Provided records.
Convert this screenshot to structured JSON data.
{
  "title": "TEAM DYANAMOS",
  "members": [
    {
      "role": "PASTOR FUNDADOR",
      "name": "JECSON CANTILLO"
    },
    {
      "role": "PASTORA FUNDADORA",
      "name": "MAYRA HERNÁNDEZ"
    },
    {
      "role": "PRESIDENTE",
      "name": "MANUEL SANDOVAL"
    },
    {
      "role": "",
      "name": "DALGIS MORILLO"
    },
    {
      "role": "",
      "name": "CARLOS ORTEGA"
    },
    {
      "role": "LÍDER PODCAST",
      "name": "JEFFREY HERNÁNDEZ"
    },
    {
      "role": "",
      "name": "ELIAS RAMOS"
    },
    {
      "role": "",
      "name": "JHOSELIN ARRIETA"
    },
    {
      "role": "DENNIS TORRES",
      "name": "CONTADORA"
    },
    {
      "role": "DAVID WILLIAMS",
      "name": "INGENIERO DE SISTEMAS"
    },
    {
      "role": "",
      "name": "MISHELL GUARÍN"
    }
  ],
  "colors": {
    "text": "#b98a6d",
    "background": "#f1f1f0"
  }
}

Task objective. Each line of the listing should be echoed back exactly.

Your solution.
Convert this screenshot to structured JSON data.
{
  "title": "TEAM DYANAMOS",
  "members": [
    {
      "role": "PASTOR FUNDADOR",
      "name": "JECSON CANTILLO"
    },
    {
      "role": "PASTORA FUNDADORA",
      "name": "MAYRA HERNÁNDEZ"
    },
    {
      "role": "PRESIDENTE",
      "name": "MANUEL SANDOVAL"
    },
    {
      "role": "",
      "name": "DALGIS MORILLO"
    },
    {
      "role": "",
      "name": "CARLOS ORTEGA"
    },
    {
      "role": "LÍDER PODCAST",
      "name": "JEFFREY HERNÁNDEZ"
    },
    {
      "role": "",
      "name": "ELIAS RAMOS"
    },
    {
      "role": "",
      "name": "JHOSELIN ARRIETA"
    },
    {
      "role": "DENNIS TORRES",
      "name": "CONTADORA"
    },
    {
      "role": "DAVID WILLIAMS",
      "name": "INGENIERO DE SISTEMAS"
    },
    {
      "role": "",
      "name": "MISHELL GUARÍN"
    }
  ],
  "colors": {
    "text": "#b98a6d",
    "background": "#f1f1f0"
  }
}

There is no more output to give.